Several lawmakers said Warner must stem the defections from his party if he hopes to push an agenda through the assembly.
They noted that previous governors who faced opposing parties in the legislature have nonetheless managed to win approval for big changes in government by holding on to their own votes and picking up support from the opposition.
Some senior Democrats said they are frustrated by Warner's overall lack of engagement. Others said they felt no loyalty to the governor because he hasn't pushed for their priorities.
Sen. R. Creigh Deeds (D-Bath) said views on the estate tax were cemented before Warner made clear his opposition.
Deeds said Warner has done a good job working with lawmakers to close a $1.2 billion budget shortfall. But he contrasted Warner with former governor George Allen (R), who also dealt with a legislature ruled by the opposing party. "He's not the bully that Allen was," Deeds said. "People do not fear Mark Warner."
Ten Senate Democrats joined the Republicans in voting to repeal the estate tax, including Minority Leader Richard L. Saslaw (Fairfax), who said he was worried that cash-poor farmers would be forced to sell their land to pay the tax.
But Saslaw indicated that his and other votes could change if the body faces a vote to override a veto. "I'm sure we'll see this again," he said. "Things can change."
Saslaw said that Warner did not lobby him on any of the issues that came before the Senate and that he hasn't "picked any [fights] yet. I think he'll be more combative as time goes on. It's a matter of feeling your way."

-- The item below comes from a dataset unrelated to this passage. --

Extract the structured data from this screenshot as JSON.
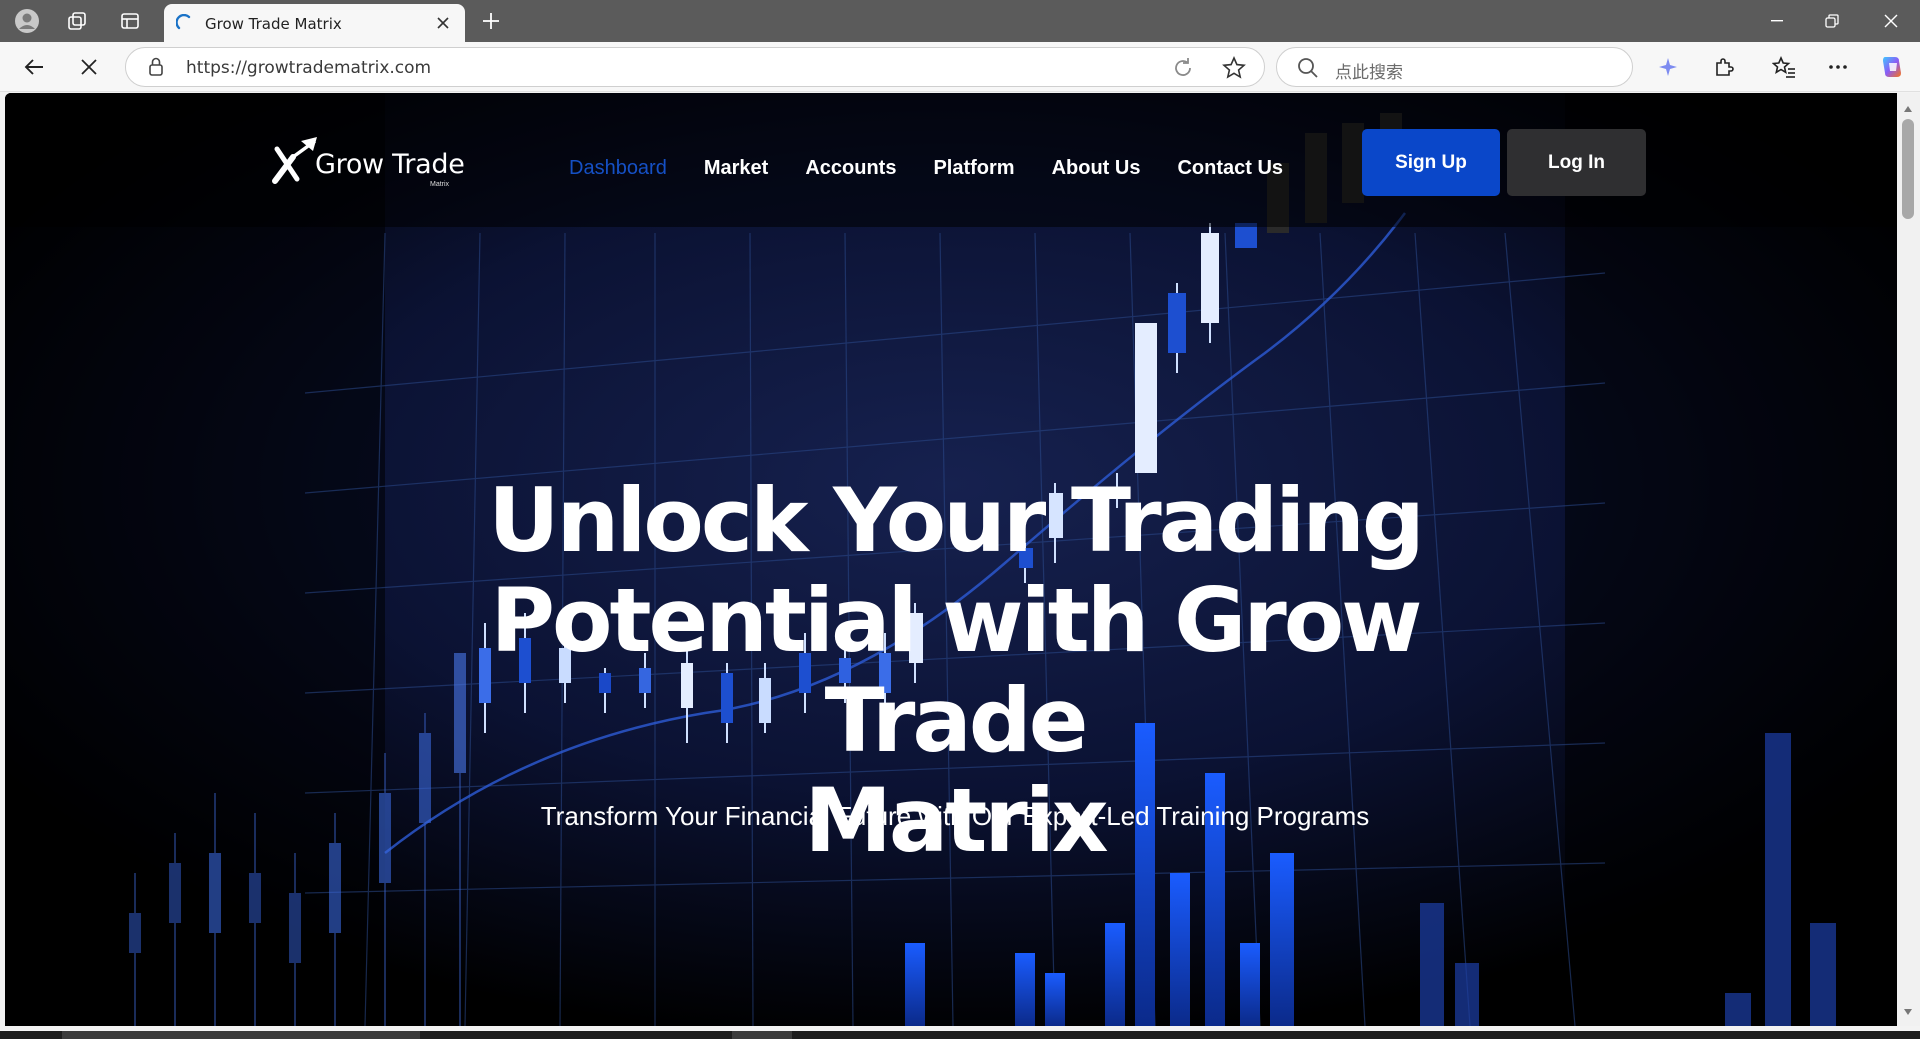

Staff writer R.H. Melton contributed to this report.
© 2003 The Washington Post Company